I knew something was wrong when I found myself preferring the company of Bella's highly annoying friends to Bella herself. It's hard to sympathise with her moodiness when that's all there is to her. I wanna stress here that I'm not dissing the actress, but the script. The acting throughout was great.

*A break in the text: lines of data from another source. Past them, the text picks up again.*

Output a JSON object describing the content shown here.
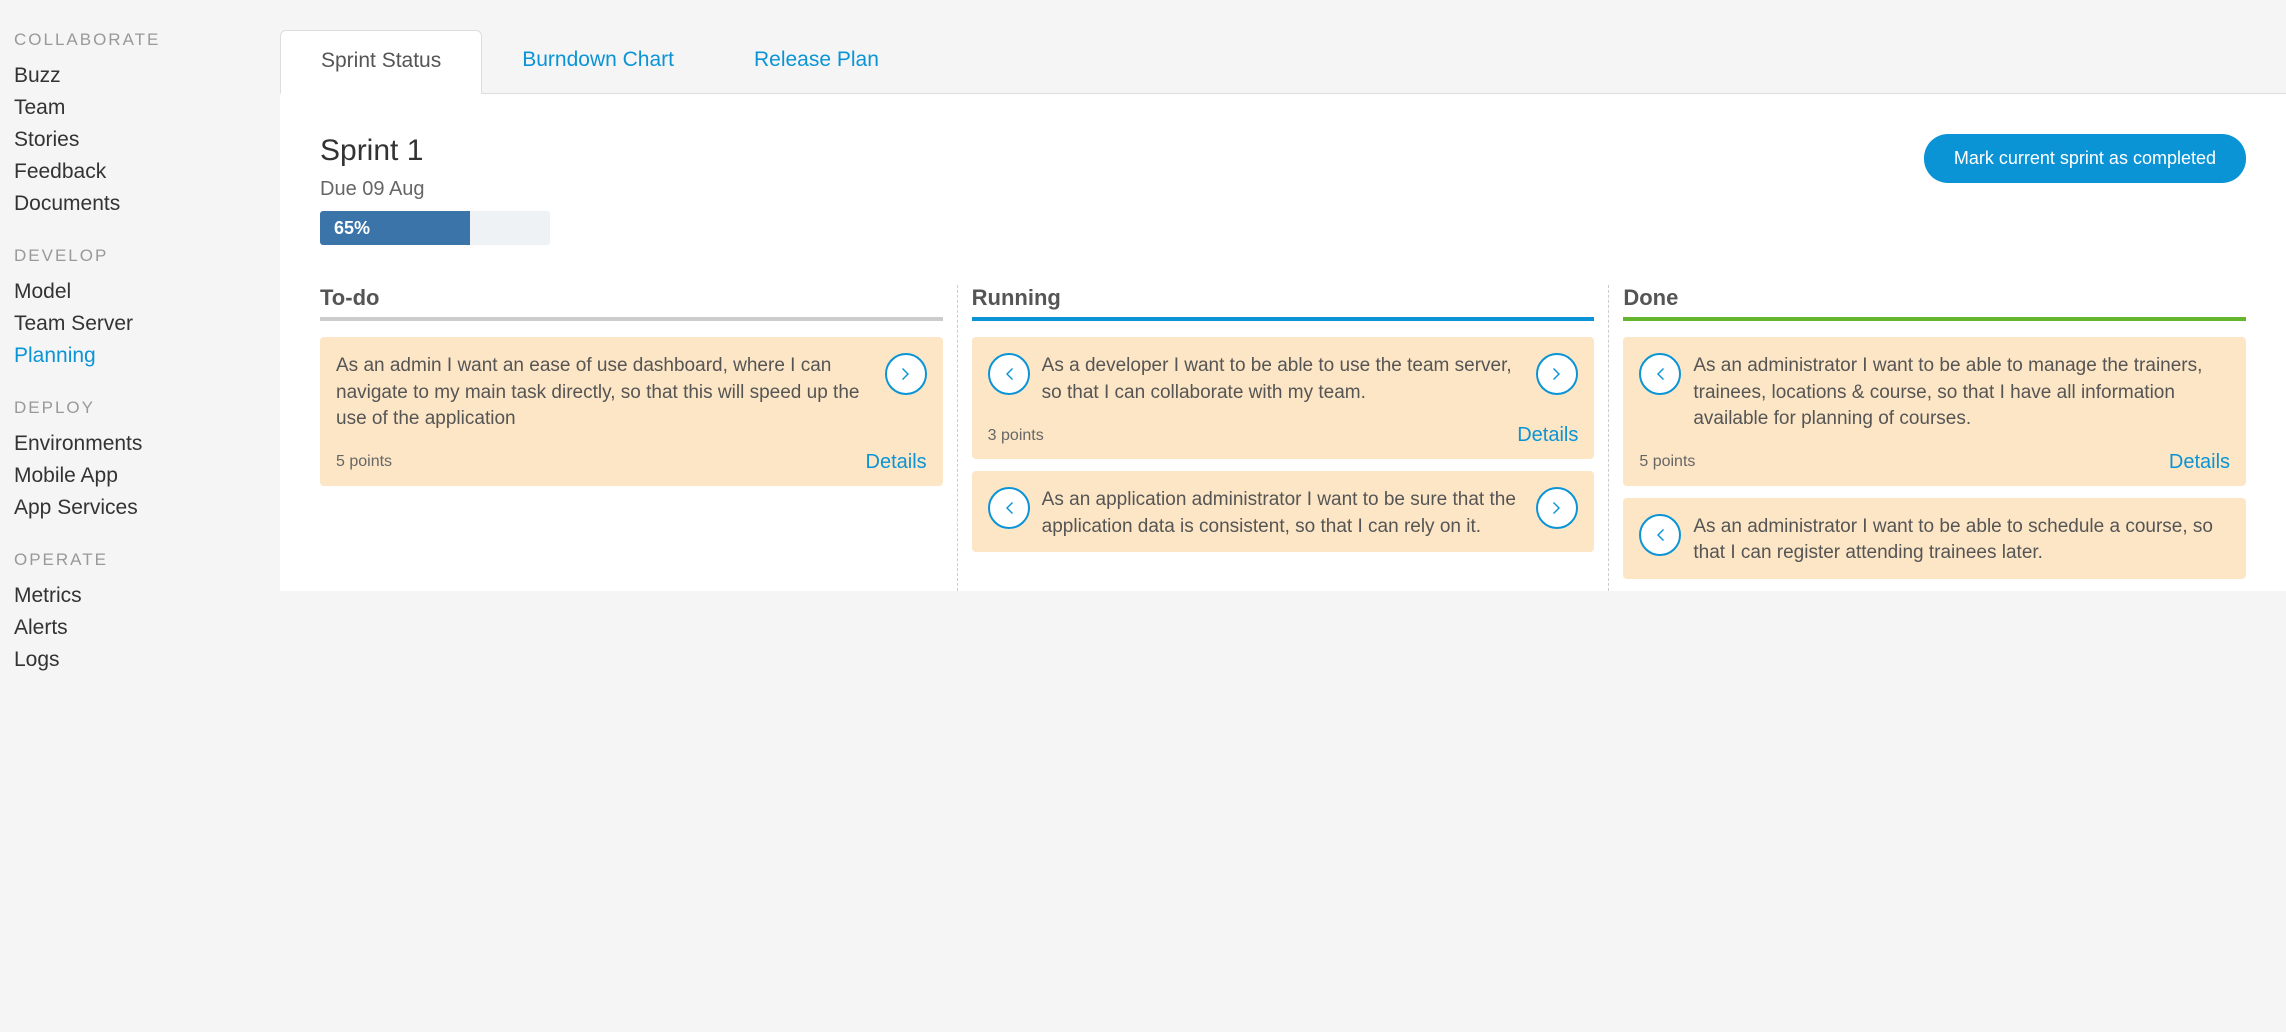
{
  "sidebar": {
    "sections": [
      {
        "title": "COLLABORATE",
        "items": [
          {
            "label": "Buzz",
            "active": false
          },
          {
            "label": "Team",
            "active": false
          },
          {
            "label": "Stories",
            "active": false
          },
          {
            "label": "Feedback",
            "active": false
          },
          {
            "label": "Documents",
            "active": false
          }
        ]
      },
      {
        "title": "DEVELOP",
        "items": [
          {
            "label": "Model",
            "active": false
          },
          {
            "label": "Team Server",
            "active": false
          },
          {
            "label": "Planning",
            "active": true
          }
        ]
      },
      {
        "title": "DEPLOY",
        "items": [
          {
            "label": "Environments",
            "active": false
          },
          {
            "label": "Mobile App",
            "active": false
          },
          {
            "label": "App Services",
            "active": false
          }
        ]
      },
      {
        "title": "OPERATE",
        "items": [
          {
            "label": "Metrics",
            "active": false
          },
          {
            "label": "Alerts",
            "active": false
          },
          {
            "label": "Logs",
            "active": false
          }
        ]
      }
    ]
  },
  "tabs": [
    {
      "label": "Sprint Status",
      "active": true
    },
    {
      "label": "Burndown Chart",
      "active": false
    },
    {
      "label": "Release Plan",
      "active": false
    }
  ],
  "sprint": {
    "title": "Sprint 1",
    "due": "Due 09 Aug",
    "progress_pct": 65,
    "progress_label": "65%",
    "complete_btn": "Mark current sprint as completed"
  },
  "board": {
    "details_label": "Details",
    "columns": [
      {
        "title": "To-do",
        "cls": "col-todo",
        "cards": [
          {
            "text": "As an admin I want an ease of use dashboard, where I can navigate to my main task directly, so that this will speed up the use of the application",
            "points": "5 points",
            "left": false,
            "right": true,
            "footer": true
          }
        ]
      },
      {
        "title": "Running",
        "cls": "col-running",
        "cards": [
          {
            "text": "As a developer I want to be able to use the team server, so that I can collaborate with my team.",
            "points": "3 points",
            "left": true,
            "right": true,
            "footer": true
          },
          {
            "text": "As an application administrator I want to be sure that the application data is consistent, so that I can rely on it.",
            "points": "",
            "left": true,
            "right": true,
            "footer": false
          }
        ]
      },
      {
        "title": "Done",
        "cls": "col-done",
        "cards": [
          {
            "text": "As an administrator I want to be able to manage the trainers, trainees, locations & course, so that I have all information available for planning of courses.",
            "points": "5 points",
            "left": true,
            "right": false,
            "footer": true
          },
          {
            "text": "As an administrator I want to be able to schedule a course, so that I can register attending trainees later.",
            "points": "",
            "left": true,
            "right": false,
            "footer": false
          }
        ]
      }
    ]
  }
}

All this aside, there remains the problem of exactly what Twilight is trying to say. What does Edward's vampirism mean? Mark Kermode, the BBC's resident film reviewer, argues that it isn't really about sex, but rather about teenage angst and not fitting in. There are too many intense looks between Edward and Bella for me to buy this. More fundamentally, sex is a central component of the vampire idea. Biting the neck is a sensual as well as a violent action, so if there is any neck-biting, sex and death are immediately invoked. I think Bradshaw strikes closer when he talks about 'displacing an irrational horror of sex into a freaky emo crush' and how 'the world of the sexually active may indeed seem like an unlovely vampiric cult'. Fear of sex? My frustration with this film may be due to the difficulty for me to relate to this, and apologies for being horribly insensitive. But I don't think this is quite all of it. The metaphor doesn't quite work in the film, as both characters, minus the vampire problem, seem pretty ready to jump into the sack. Edward desperately *wants* Bella's blood, and has to restrain himself. So maybe it's really about abstinence -- that most traditional of vampire themes. Edward doesn't want to unleash the slavering beast inside him. He's already 'infected', and doesn't want to 'infect' the love of his life. But this is another idea I have difficulty with. Exactly what is so bad about teenagers having sex?

My sister tells me the book is much better. No surprises there. I'm gonna read it (soon...) and see. But so far, this teen phenomenon has been difficult for me to access. Man, does that mean I'm all grown up?

BTW I'm getting very angry at the description of Twilight as a 'post-Buffy' piece. As far as I remember, helpless Bella gets her life saved about three times by the macho Edward. Go feminism! And an audience can believe in and care about Buffy and Angel's relationship, because the two characters have *depth*. Buffy DVDs are in need of re-watching.

1 comment: